To welcome Carnival to Barcelona, head to La Rambla in your finest costumes. Theatre group Comediants are once again in charge of 'l'Arribo' (The Arrival), as they perform for Their Majesties Belluga and Tòtil Tocatdelala – as well as for all of us. The Royal Court heads out from in front of Arts Santa Mònica, with the Rambla 'capgrossos' (bigheads), the grotesque emperors of the European courts of Comediants, the Carnival Royal Orchestra, the Gegants Vells from the Casa de la Caritat, and the musicians Ganxets. The parade heads up La Rambla, and, dancing and singing, they all arrive at the Palau de la Virreina, where the proclamation is read and the 'taronjada' battle of confetti and fireworks explodes.
Between the 16th and early 17th centuries, Barcelona's Carnival was one of the tops in all of Europe – more for its wild reputation than for its roots in tradition – but all that disappeared under Franco. When the city started celebrating again, it was with bits borrowed from Brazil, all leggy and sequinned, as if Barcelona had forgotten that Brazil initially imported Carnival from here, and not the other way round. Eight years ago, Barcelona decided to bring back its historical and traditional Carnival, with all its glorious satire, dancing and costumes, and especially encouraging the participation of all.

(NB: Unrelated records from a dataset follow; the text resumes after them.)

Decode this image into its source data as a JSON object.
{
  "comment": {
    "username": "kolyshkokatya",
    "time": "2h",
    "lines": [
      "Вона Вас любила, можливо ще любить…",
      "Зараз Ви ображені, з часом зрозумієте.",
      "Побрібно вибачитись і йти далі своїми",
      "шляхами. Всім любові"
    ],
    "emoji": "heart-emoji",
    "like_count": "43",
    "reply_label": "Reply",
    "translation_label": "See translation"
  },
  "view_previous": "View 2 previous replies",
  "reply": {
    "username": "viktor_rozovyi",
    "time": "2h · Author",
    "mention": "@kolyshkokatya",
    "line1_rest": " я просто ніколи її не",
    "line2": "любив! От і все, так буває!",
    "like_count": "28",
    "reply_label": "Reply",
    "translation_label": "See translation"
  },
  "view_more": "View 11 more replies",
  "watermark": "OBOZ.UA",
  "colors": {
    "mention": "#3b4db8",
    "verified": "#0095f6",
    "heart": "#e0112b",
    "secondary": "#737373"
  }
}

Fat Thursday (Feb 28), the first day of Carnival, sees a big party taking to the streets of the city. As the tradition dictates, Their Majesties Belluga and Tòtil Tocatdelala will make their triumphal entrance at sunset with the Arrival of Carnival at 6pm on La Rambla near Arts Santa Mònica. You'll also see the theatre troupe Comediants in charge of a collective show featuring a festive flavour, masks and plenty of colour. The parade gets underway and heads up to the Palau de la Virreina, from where the King and Queen's ambassadors (who represent the seven historical villas of the city) proclaim their reign for a week of rampant abandon. After the parade, it's time to prepare for the 'taronjada', an innocent 'battle' between the Carnival players and the public of orange balloons and confetti, recalling the actual oranges that were once thrown as far back as the 14th century, and then the first Carnival soirée kicks off!